At the beginning of Spring Training, there was a bit of concern as to who would take over the eighth inning role, left open when Luke Hochevar needed to undergo Tommy John surgery. Wade Davis, who at the time was being considered for the fifth starter spot on the Royals Opening Day roster, was plucked from the rotation and sent back to the bullpen. As Davis had success in that role previously for the Tampa Bay Rays, and for the Royals at the end of the 2013 season, it was hoped that he would be able to help fill the void left by Hochevar.
As it turns out, not only has Davis filled that role vacated by Hochevar’s injury, but he has done so in a truly dominating fashion. While a lot of focus has been placed upon his incredible strikeout rate, as Davis has struck out 13.8 batters per nine innings heading into Friday’s outing, he has been truly remarkable in virtually every category this season.

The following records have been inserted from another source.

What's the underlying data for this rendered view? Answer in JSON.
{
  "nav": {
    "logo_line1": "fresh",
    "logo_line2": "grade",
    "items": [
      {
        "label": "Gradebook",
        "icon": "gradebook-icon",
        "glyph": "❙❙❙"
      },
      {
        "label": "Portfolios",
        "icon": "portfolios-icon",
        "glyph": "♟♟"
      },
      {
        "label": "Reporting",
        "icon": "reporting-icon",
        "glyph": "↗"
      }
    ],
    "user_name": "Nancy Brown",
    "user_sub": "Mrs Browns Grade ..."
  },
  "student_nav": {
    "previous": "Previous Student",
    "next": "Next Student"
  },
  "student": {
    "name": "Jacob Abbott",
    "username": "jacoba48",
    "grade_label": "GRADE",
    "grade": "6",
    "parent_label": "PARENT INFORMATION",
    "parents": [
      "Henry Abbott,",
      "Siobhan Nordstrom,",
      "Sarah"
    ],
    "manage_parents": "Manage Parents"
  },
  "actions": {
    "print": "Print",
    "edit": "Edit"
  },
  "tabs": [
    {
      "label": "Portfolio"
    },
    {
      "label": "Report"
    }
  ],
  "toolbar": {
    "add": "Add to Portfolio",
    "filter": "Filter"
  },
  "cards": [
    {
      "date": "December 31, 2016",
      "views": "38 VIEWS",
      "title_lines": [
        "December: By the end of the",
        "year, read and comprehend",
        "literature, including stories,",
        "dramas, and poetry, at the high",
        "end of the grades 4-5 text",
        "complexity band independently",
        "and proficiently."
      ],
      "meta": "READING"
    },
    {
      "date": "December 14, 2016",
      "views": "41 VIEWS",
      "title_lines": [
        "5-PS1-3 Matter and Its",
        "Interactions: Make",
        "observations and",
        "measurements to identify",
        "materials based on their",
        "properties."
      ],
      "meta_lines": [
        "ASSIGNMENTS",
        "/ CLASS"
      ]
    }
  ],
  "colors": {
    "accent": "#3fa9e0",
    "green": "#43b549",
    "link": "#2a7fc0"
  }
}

Lately, Wade Davis has started to receive attention for his incredible ERA as well. Entering Friday night, Davis had posted a 0.81 ERA, having allowed only one run in his last 46 innings dating back to April 26th. For almost four months, Davis has posted an unbelievable ERA of 0.20. Even with his “struggles” at the start of the season, Davis has an ERA+ of 497, which currently ranks sixth all time for pitchers who have a minimum of 50 innings in a season.
Fueling that impressive stretch for Davis is the fact that, even when the opposition is making contact, they are not doing much. For the season, Davis has allowed a mere 28 hits, with just one extra base hit, a pinch hit double by Kurt Suzuki on July 31st. In an era when home runs are the norm, Davis has not allowed a single longball on the season. Of all the impressive feats Davis has performed this season, his ability to keep opponents from getting extra base hits may be the most stunning.
Wade Davis still has a lot of work to do if he is to catch up to Fernando Rodney, who posted a 0.60 ERA in 2012, good enough for an ERA+ of 641. To surpass that mark, Davis would need to pitch another 18.2 scoreless innings, or innings in which he did not give up an earned run, for the rest of the year. Considering that Davis has already put together two scoreless inning streaks of over 20 innings this season, that mark may not be out of the realm of possibility.
If the season was to end today, Wade Davis would still have put together one of the best seasons for a pitcher in baseball history. However, if Davis continues to dominate as he has over the past four months, he could be on the verge of a truly historic season.